§ Information:
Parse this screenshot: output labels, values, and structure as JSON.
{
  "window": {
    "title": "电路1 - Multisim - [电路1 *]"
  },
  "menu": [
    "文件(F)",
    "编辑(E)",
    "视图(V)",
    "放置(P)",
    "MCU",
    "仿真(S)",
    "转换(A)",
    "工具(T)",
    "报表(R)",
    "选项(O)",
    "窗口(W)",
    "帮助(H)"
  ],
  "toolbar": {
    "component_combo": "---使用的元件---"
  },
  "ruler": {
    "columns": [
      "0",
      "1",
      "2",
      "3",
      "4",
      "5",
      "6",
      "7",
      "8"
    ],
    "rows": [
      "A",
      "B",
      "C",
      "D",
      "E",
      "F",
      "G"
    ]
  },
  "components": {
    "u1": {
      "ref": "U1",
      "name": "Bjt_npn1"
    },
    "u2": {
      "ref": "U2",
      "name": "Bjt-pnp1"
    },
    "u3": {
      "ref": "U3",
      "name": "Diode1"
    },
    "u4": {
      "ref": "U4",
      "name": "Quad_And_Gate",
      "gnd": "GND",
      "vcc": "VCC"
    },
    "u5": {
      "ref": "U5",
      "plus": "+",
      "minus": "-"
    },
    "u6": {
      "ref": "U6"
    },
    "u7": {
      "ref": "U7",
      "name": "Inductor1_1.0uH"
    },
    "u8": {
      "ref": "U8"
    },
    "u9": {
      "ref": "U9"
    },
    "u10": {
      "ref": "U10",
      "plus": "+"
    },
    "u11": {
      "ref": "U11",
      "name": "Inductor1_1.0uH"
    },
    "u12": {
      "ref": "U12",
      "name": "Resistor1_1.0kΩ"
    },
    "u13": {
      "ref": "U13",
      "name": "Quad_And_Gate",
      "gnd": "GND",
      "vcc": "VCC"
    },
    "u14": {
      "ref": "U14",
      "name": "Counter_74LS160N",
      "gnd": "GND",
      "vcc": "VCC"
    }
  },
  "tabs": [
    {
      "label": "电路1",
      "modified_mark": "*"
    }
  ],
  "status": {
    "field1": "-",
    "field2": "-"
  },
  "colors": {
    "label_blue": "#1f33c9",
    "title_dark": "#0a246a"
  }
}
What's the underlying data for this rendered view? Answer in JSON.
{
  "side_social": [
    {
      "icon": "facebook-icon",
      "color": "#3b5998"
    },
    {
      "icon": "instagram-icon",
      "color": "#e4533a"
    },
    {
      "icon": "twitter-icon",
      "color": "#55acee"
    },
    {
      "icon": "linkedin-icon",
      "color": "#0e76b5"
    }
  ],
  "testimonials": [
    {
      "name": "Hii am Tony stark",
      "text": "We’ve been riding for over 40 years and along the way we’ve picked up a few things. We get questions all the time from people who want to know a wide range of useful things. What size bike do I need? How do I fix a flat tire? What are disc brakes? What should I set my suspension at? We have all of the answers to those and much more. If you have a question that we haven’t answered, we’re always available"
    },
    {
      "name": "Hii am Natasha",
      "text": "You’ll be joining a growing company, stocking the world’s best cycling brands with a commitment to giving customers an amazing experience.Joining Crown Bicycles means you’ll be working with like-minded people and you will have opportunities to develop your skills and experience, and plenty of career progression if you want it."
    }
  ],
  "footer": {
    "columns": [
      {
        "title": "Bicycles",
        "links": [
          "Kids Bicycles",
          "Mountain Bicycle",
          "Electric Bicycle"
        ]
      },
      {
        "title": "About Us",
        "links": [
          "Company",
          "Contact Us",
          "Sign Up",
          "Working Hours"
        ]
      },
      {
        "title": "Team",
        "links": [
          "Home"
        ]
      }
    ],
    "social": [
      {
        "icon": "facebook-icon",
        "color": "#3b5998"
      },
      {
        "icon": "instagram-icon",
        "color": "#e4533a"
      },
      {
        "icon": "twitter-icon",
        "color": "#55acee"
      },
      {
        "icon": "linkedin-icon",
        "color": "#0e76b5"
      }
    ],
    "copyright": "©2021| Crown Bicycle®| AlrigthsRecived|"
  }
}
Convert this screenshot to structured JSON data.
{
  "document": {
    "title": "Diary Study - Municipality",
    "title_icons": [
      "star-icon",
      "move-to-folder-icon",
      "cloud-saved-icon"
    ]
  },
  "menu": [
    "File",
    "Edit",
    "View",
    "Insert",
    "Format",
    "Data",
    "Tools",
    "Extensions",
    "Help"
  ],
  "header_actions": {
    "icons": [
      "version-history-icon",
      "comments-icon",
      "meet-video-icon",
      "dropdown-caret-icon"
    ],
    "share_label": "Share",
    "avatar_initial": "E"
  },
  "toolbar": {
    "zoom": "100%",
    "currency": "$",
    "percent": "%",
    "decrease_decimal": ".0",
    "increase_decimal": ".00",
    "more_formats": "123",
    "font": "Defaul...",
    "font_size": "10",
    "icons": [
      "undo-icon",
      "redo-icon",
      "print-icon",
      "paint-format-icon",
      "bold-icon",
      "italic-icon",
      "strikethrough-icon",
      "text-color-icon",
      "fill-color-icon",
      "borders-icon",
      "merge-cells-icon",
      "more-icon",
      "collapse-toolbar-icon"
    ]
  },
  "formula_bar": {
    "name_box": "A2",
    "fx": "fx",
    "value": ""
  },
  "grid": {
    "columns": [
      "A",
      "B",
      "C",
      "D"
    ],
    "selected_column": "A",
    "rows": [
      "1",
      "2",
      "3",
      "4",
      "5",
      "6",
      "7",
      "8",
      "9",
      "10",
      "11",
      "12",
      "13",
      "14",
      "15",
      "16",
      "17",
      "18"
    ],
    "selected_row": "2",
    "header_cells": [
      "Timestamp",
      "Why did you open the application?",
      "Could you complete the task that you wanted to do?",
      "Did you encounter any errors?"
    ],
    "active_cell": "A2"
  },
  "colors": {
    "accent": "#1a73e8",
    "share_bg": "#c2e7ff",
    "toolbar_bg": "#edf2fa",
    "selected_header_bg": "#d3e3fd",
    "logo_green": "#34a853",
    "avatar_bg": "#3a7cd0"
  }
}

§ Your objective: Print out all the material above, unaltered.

§ Answer to this task:
Parse this screenshot: output labels, values, and structure as JSON.
{
  "window": {
    "title": "电路1 - Multisim - [电路1 *]"
  },
  "menu": [
    "文件(F)",
    "编辑(E)",
    "视图(V)",
    "放置(P)",
    "MCU",
    "仿真(S)",
    "转换(A)",
    "工具(T)",
    "报表(R)",
    "选项(O)",
    "窗口(W)",
    "帮助(H)"
  ],
  "toolbar": {
    "component_combo": "---使用的元件---"
  },
  "ruler": {
    "columns": [
      "0",
      "1",
      "2",
      "3",
      "4",
      "5",
      "6",
      "7",
      "8"
    ],
    "rows": [
      "A",
      "B",
      "C",
      "D",
      "E",
      "F",
      "G"
    ]
  },
  "components": {
    "u1": {
      "ref": "U1",
      "name": "Bjt_npn1"
    },
    "u2": {
      "ref": "U2",
      "name": "Bjt-pnp1"
    },
    "u3": {
      "ref": "U3",
      "name": "Diode1"
    },
    "u4": {
      "ref": "U4",
      "name": "Quad_And_Gate",
      "gnd": "GND",
      "vcc": "VCC"
    },
    "u5": {
      "ref": "U5",
      "plus": "+",
      "minus": "-"
    },
    "u6": {
      "ref": "U6"
    },
    "u7": {
      "ref": "U7",
      "name": "Inductor1_1.0uH"
    },
    "u8": {
      "ref": "U8"
    },
    "u9": {
      "ref": "U9"
    },
    "u10": {
      "ref": "U10",
      "plus": "+"
    },
    "u11": {
      "ref": "U11",
      "name": "Inductor1_1.0uH"
    },
    "u12": {
      "ref": "U12",
      "name": "Resistor1_1.0kΩ"
    },
    "u13": {
      "ref": "U13",
      "name": "Quad_And_Gate",
      "gnd": "GND",
      "vcc": "VCC"
    },
    "u14": {
      "ref": "U14",
      "name": "Counter_74LS160N",
      "gnd": "GND",
      "vcc": "VCC"
    }
  },
  "tabs": [
    {
      "label": "电路1",
      "modified_mark": "*"
    }
  ],
  "status": {
    "field1": "-",
    "field2": "-"
  },
  "colors": {
    "label_blue": "#1f33c9",
    "title_dark": "#0a246a"
  }
}
What's the underlying data for this rendered view? Answer in JSON.
{
  "side_social": [
    {
      "icon": "facebook-icon",
      "color": "#3b5998"
    },
    {
      "icon": "instagram-icon",
      "color": "#e4533a"
    },
    {
      "icon": "twitter-icon",
      "color": "#55acee"
    },
    {
      "icon": "linkedin-icon",
      "color": "#0e76b5"
    }
  ],
  "testimonials": [
    {
      "name": "Hii am Tony stark",
      "text": "We’ve been riding for over 40 years and along the way we’ve picked up a few things. We get questions all the time from people who want to know a wide range of useful things. What size bike do I need? How do I fix a flat tire? What are disc brakes? What should I set my suspension at? We have all of the answers to those and much more. If you have a question that we haven’t answered, we’re always available"
    },
    {
      "name": "Hii am Natasha",
      "text": "You’ll be joining a growing company, stocking the world’s best cycling brands with a commitment to giving customers an amazing experience.Joining Crown Bicycles means you’ll be working with like-minded people and you will have opportunities to develop your skills and experience, and plenty of career progression if you want it."
    }
  ],
  "footer": {
    "columns": [
      {
        "title": "Bicycles",
        "links": [
          "Kids Bicycles",
          "Mountain Bicycle",
          "Electric Bicycle"
        ]
      },
      {
        "title": "About Us",
        "links": [
          "Company",
          "Contact Us",
          "Sign Up",
          "Working Hours"
        ]
      },
      {
        "title": "Team",
        "links": [
          "Home"
        ]
      }
    ],
    "social": [
      {
        "icon": "facebook-icon",
        "color": "#3b5998"
      },
      {
        "icon": "instagram-icon",
        "color": "#e4533a"
      },
      {
        "icon": "twitter-icon",
        "color": "#55acee"
      },
      {
        "icon": "linkedin-icon",
        "color": "#0e76b5"
      }
    ],
    "copyright": "©2021| Crown Bicycle®| AlrigthsRecived|"
  }
}
Convert this screenshot to structured JSON data.
{
  "document": {
    "title": "Diary Study - Municipality",
    "title_icons": [
      "star-icon",
      "move-to-folder-icon",
      "cloud-saved-icon"
    ]
  },
  "menu": [
    "File",
    "Edit",
    "View",
    "Insert",
    "Format",
    "Data",
    "Tools",
    "Extensions",
    "Help"
  ],
  "header_actions": {
    "icons": [
      "version-history-icon",
      "comments-icon",
      "meet-video-icon",
      "dropdown-caret-icon"
    ],
    "share_label": "Share",
    "avatar_initial": "E"
  },
  "toolbar": {
    "zoom": "100%",
    "currency": "$",
    "percent": "%",
    "decrease_decimal": ".0",
    "increase_decimal": ".00",
    "more_formats": "123",
    "font": "Defaul...",
    "font_size": "10",
    "icons": [
      "undo-icon",
      "redo-icon",
      "print-icon",
      "paint-format-icon",
      "bold-icon",
      "italic-icon",
      "strikethrough-icon",
      "text-color-icon",
      "fill-color-icon",
      "borders-icon",
      "merge-cells-icon",
      "more-icon",
      "collapse-toolbar-icon"
    ]
  },
  "formula_bar": {
    "name_box": "A2",
    "fx": "fx",
    "value": ""
  },
  "grid": {
    "columns": [
      "A",
      "B",
      "C",
      "D"
    ],
    "selected_column": "A",
    "rows": [
      "1",
      "2",
      "3",
      "4",
      "5",
      "6",
      "7",
      "8",
      "9",
      "10",
      "11",
      "12",
      "13",
      "14",
      "15",
      "16",
      "17",
      "18"
    ],
    "selected_row": "2",
    "header_cells": [
      "Timestamp",
      "Why did you open the application?",
      "Could you complete the task that you wanted to do?",
      "Did you encounter any errors?"
    ],
    "active_cell": "A2"
  },
  "colors": {
    "accent": "#1a73e8",
    "share_bg": "#c2e7ff",
    "toolbar_bg": "#edf2fa",
    "selected_header_bg": "#d3e3fd",
    "logo_green": "#34a853",
    "avatar_bg": "#3a7cd0"
  }
}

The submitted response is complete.